* **Assignment**
Copy each line of the data below exactly, leaving out pictures.
::: Input for this task :::
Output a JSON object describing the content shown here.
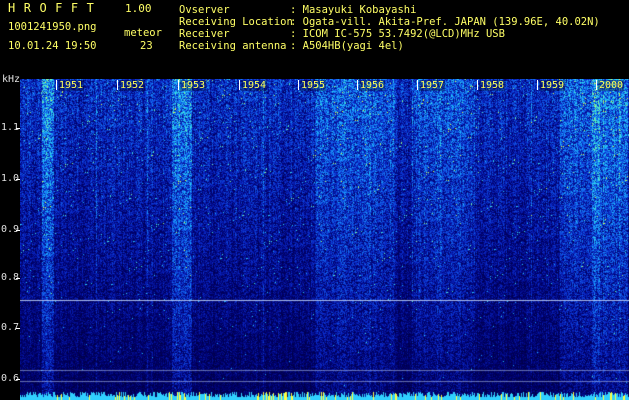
{
  "app": {
    "title": "HROFFT",
    "version": "1.00"
  },
  "file": {
    "name": "1001241950.png",
    "datetime": "10.01.24 19:50"
  },
  "meteor": {
    "label": "meteor",
    "count": "23"
  },
  "info": [
    {
      "label": "Ovserver",
      "value": ": Masayuki Kobayashi"
    },
    {
      "label": "Receiving Location",
      "value": ": Ogata-vill. Akita-Pref. JAPAN (139.96E, 40.02N)"
    },
    {
      "label": "Receiver",
      "value": ": ICOM IC-575 53.7492(@LCD)MHz USB"
    },
    {
      "label": "Receiving antenna",
      "value": ": A504HB(yagi 4el)"
    }
  ],
  "axis": {
    "unit": "kHz",
    "freq_ticks": [
      "1.1",
      "1.0",
      "0.9",
      "0.8",
      "0.7",
      "0.6"
    ],
    "time_ticks": [
      "1951",
      "1952",
      "1953",
      "1954",
      "1955",
      "1956",
      "1957",
      "1958",
      "1959",
      "2000"
    ]
  },
  "colors": {
    "header_text": "#ffff66",
    "background": "#000000",
    "noise_low": "#000060",
    "noise_mid": "#1040d0",
    "noise_high": "#20c0ff",
    "hot": "#ffff40"
  }
}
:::
* **Response area**
Output a JSON object describing the content shown here.
{
  "app": {
    "title": "HROFFT",
    "version": "1.00"
  },
  "file": {
    "name": "1001241950.png",
    "datetime": "10.01.24 19:50"
  },
  "meteor": {
    "label": "meteor",
    "count": "23"
  },
  "info": [
    {
      "label": "Ovserver",
      "value": ": Masayuki Kobayashi"
    },
    {
      "label": "Receiving Location",
      "value": ": Ogata-vill. Akita-Pref. JAPAN (139.96E, 40.02N)"
    },
    {
      "label": "Receiver",
      "value": ": ICOM IC-575 53.7492(@LCD)MHz USB"
    },
    {
      "label": "Receiving antenna",
      "value": ": A504HB(yagi 4el)"
    }
  ],
  "axis": {
    "unit": "kHz",
    "freq_ticks": [
      "1.1",
      "1.0",
      "0.9",
      "0.8",
      "0.7",
      "0.6"
    ],
    "time_ticks": [
      "1951",
      "1952",
      "1953",
      "1954",
      "1955",
      "1956",
      "1957",
      "1958",
      "1959",
      "2000"
    ]
  },
  "colors": {
    "header_text": "#ffff66",
    "background": "#000000",
    "noise_low": "#000060",
    "noise_mid": "#1040d0",
    "noise_high": "#20c0ff",
    "hot": "#ffff40"
  }
}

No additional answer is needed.